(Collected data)
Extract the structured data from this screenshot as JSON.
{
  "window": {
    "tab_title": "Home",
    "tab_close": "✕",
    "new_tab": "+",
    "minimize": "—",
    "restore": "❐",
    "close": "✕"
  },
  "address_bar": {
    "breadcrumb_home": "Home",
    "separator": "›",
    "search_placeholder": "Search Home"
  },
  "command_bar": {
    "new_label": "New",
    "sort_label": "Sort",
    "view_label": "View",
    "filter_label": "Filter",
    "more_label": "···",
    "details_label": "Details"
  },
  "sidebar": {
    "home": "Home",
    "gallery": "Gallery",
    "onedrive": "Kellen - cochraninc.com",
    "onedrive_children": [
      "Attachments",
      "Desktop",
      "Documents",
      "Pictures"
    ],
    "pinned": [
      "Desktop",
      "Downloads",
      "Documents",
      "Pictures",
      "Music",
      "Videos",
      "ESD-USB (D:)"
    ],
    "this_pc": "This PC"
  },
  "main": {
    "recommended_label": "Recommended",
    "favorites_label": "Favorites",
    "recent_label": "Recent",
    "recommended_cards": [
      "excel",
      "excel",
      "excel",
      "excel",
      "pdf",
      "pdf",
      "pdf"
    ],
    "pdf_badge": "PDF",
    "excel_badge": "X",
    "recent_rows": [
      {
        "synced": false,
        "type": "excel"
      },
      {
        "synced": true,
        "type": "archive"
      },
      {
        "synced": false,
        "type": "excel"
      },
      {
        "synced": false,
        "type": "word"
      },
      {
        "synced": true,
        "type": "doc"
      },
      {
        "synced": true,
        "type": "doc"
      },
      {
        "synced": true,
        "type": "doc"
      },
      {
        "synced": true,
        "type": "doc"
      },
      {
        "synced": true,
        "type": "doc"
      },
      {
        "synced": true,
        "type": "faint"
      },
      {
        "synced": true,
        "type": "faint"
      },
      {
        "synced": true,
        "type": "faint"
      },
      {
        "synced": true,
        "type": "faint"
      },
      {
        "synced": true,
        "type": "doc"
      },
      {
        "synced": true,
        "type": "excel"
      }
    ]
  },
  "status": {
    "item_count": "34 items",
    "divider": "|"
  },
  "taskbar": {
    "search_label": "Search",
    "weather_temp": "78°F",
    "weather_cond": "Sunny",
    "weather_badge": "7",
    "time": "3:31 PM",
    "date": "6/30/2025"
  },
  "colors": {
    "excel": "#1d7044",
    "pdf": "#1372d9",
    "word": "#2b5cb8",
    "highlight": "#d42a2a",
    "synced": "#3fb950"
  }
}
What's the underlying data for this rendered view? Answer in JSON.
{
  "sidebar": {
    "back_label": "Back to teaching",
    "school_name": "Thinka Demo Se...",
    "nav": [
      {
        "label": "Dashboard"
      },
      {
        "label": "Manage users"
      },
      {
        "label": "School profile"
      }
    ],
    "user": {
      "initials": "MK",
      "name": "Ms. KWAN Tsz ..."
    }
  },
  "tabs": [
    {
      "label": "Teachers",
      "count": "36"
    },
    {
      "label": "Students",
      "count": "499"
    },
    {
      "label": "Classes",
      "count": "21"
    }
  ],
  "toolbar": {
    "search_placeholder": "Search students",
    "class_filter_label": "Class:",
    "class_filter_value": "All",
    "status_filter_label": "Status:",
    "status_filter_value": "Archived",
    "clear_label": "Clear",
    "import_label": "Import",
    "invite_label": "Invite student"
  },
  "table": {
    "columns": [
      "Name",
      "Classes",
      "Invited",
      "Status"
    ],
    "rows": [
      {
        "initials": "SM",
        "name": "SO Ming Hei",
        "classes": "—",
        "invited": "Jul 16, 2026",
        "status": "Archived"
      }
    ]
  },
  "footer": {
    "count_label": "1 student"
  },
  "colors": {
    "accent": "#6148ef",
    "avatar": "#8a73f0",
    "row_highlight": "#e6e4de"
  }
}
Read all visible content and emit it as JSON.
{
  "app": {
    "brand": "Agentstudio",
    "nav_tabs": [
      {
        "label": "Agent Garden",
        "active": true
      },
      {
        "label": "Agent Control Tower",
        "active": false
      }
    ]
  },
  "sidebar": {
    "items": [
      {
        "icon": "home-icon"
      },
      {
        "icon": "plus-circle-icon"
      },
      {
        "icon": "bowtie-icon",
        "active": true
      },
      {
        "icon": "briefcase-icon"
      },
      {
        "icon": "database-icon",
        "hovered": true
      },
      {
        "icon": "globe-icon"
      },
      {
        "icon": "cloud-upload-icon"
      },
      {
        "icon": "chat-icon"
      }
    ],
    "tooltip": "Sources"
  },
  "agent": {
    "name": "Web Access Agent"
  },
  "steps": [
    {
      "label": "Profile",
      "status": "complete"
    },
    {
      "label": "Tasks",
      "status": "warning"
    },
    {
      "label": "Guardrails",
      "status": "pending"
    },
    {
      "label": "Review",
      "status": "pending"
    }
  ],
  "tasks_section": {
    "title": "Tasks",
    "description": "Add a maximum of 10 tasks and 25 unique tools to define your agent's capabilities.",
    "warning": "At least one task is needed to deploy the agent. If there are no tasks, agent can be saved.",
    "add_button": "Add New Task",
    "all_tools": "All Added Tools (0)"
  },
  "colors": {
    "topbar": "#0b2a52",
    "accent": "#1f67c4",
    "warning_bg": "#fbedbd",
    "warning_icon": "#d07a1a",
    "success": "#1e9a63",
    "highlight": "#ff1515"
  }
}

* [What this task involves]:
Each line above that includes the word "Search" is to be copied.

* [Task output]:
    "search_placeholder": "Search Home"
    "search_label": "Search",
    "search_placeholder": "Search students",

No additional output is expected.